WHAT YOU HAVE TO DO
Your output should consist of every record, copied exactly.

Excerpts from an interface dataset
· · ·

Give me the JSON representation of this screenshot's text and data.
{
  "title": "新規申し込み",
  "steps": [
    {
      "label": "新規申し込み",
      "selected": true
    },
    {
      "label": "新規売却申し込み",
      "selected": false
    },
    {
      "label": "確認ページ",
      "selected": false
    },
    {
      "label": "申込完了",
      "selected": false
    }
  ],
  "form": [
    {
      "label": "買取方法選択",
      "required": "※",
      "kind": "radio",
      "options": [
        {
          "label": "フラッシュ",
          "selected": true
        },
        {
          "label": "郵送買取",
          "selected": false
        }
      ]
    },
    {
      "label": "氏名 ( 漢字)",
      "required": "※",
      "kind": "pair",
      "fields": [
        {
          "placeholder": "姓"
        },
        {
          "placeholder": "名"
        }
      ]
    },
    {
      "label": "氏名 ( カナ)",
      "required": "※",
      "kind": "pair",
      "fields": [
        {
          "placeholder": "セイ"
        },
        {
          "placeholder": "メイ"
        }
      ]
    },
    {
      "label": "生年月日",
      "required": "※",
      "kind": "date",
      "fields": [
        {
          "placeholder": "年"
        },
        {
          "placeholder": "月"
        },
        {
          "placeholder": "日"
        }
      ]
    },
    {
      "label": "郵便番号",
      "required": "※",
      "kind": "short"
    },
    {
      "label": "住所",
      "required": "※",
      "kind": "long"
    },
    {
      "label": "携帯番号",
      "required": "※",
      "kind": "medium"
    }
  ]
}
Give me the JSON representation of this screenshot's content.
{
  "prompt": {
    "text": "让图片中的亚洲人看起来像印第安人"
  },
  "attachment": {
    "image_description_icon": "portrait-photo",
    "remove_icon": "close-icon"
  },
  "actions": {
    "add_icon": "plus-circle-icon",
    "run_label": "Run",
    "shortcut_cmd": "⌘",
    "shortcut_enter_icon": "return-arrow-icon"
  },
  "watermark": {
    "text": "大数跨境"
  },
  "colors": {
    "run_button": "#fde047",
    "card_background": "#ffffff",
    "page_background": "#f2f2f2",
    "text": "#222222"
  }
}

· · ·

TASK RESULT
Give me the JSON representation of this screenshot's text and data.
{
  "title": "新規申し込み",
  "steps": [
    {
      "label": "新規申し込み",
      "selected": true
    },
    {
      "label": "新規売却申し込み",
      "selected": false
    },
    {
      "label": "確認ページ",
      "selected": false
    },
    {
      "label": "申込完了",
      "selected": false
    }
  ],
  "form": [
    {
      "label": "買取方法選択",
      "required": "※",
      "kind": "radio",
      "options": [
        {
          "label": "フラッシュ",
          "selected": true
        },
        {
          "label": "郵送買取",
          "selected": false
        }
      ]
    },
    {
      "label": "氏名 ( 漢字)",
      "required": "※",
      "kind": "pair",
      "fields": [
        {
          "placeholder": "姓"
        },
        {
          "placeholder": "名"
        }
      ]
    },
    {
      "label": "氏名 ( カナ)",
      "required": "※",
      "kind": "pair",
      "fields": [
        {
          "placeholder": "セイ"
        },
        {
          "placeholder": "メイ"
        }
      ]
    },
    {
      "label": "生年月日",
      "required": "※",
      "kind": "date",
      "fields": [
        {
          "placeholder": "年"
        },
        {
          "placeholder": "月"
        },
        {
          "placeholder": "日"
        }
      ]
    },
    {
      "label": "郵便番号",
      "required": "※",
      "kind": "short"
    },
    {
      "label": "住所",
      "required": "※",
      "kind": "long"
    },
    {
      "label": "携帯番号",
      "required": "※",
      "kind": "medium"
    }
  ]
}
Give me the JSON representation of this screenshot's content.
{
  "prompt": {
    "text": "让图片中的亚洲人看起来像印第安人"
  },
  "attachment": {
    "image_description_icon": "portrait-photo",
    "remove_icon": "close-icon"
  },
  "actions": {
    "add_icon": "plus-circle-icon",
    "run_label": "Run",
    "shortcut_cmd": "⌘",
    "shortcut_enter_icon": "return-arrow-icon"
  },
  "watermark": {
    "text": "大数跨境"
  },
  "colors": {
    "run_button": "#fde047",
    "card_background": "#ffffff",
    "page_background": "#f2f2f2",
    "text": "#222222"
  }
}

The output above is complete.